REQUIRED ACTION: From the first line to the last, write out the records below exactly as they appear.

####

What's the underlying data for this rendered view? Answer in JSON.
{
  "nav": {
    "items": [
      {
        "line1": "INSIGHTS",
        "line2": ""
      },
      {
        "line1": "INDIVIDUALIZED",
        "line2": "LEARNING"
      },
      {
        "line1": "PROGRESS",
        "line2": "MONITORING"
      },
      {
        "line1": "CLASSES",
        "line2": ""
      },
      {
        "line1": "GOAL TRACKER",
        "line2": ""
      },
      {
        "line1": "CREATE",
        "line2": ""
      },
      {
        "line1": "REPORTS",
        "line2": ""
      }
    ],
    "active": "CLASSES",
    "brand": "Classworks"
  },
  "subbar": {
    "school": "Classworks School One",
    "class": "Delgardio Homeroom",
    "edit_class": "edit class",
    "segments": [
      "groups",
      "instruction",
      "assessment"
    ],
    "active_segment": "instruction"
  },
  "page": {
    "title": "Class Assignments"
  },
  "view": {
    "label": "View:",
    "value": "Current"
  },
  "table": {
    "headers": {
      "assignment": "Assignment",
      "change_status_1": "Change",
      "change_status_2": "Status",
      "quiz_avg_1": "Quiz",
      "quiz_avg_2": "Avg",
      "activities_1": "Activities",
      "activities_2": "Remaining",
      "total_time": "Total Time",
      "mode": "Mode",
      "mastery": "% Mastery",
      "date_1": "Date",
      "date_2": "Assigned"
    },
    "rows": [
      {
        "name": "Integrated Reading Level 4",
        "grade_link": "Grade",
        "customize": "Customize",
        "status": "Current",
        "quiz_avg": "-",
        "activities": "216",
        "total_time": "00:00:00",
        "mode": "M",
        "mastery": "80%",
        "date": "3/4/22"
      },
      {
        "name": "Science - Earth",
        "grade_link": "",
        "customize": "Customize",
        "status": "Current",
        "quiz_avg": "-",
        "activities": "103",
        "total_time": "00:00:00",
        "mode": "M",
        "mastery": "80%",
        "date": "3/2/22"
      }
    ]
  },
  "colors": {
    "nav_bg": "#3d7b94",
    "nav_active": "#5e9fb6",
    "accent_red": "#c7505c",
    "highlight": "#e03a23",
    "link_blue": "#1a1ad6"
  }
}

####

RESPONSE TO THE EXERCISE:
What's the underlying data for this rendered view? Answer in JSON.
{
  "nav": {
    "items": [
      {
        "line1": "INSIGHTS",
        "line2": ""
      },
      {
        "line1": "INDIVIDUALIZED",
        "line2": "LEARNING"
      },
      {
        "line1": "PROGRESS",
        "line2": "MONITORING"
      },
      {
        "line1": "CLASSES",
        "line2": ""
      },
      {
        "line1": "GOAL TRACKER",
        "line2": ""
      },
      {
        "line1": "CREATE",
        "line2": ""
      },
      {
        "line1": "REPORTS",
        "line2": ""
      }
    ],
    "active": "CLASSES",
    "brand": "Classworks"
  },
  "subbar": {
    "school": "Classworks School One",
    "class": "Delgardio Homeroom",
    "edit_class": "edit class",
    "segments": [
      "groups",
      "instruction",
      "assessment"
    ],
    "active_segment": "instruction"
  },
  "page": {
    "title": "Class Assignments"
  },
  "view": {
    "label": "View:",
    "value": "Current"
  },
  "table": {
    "headers": {
      "assignment": "Assignment",
      "change_status_1": "Change",
      "change_status_2": "Status",
      "quiz_avg_1": "Quiz",
      "quiz_avg_2": "Avg",
      "activities_1": "Activities",
      "activities_2": "Remaining",
      "total_time": "Total Time",
      "mode": "Mode",
      "mastery": "% Mastery",
      "date_1": "Date",
      "date_2": "Assigned"
    },
    "rows": [
      {
        "name": "Integrated Reading Level 4",
        "grade_link": "Grade",
        "customize": "Customize",
        "status": "Current",
        "quiz_avg": "-",
        "activities": "216",
        "total_time": "00:00:00",
        "mode": "M",
        "mastery": "80%",
        "date": "3/4/22"
      },
      {
        "name": "Science - Earth",
        "grade_link": "",
        "customize": "Customize",
        "status": "Current",
        "quiz_avg": "-",
        "activities": "103",
        "total_time": "00:00:00",
        "mode": "M",
        "mastery": "80%",
        "date": "3/2/22"
      }
    ]
  },
  "colors": {
    "nav_bg": "#3d7b94",
    "nav_active": "#5e9fb6",
    "accent_red": "#c7505c",
    "highlight": "#e03a23",
    "link_blue": "#1a1ad6"
  }
}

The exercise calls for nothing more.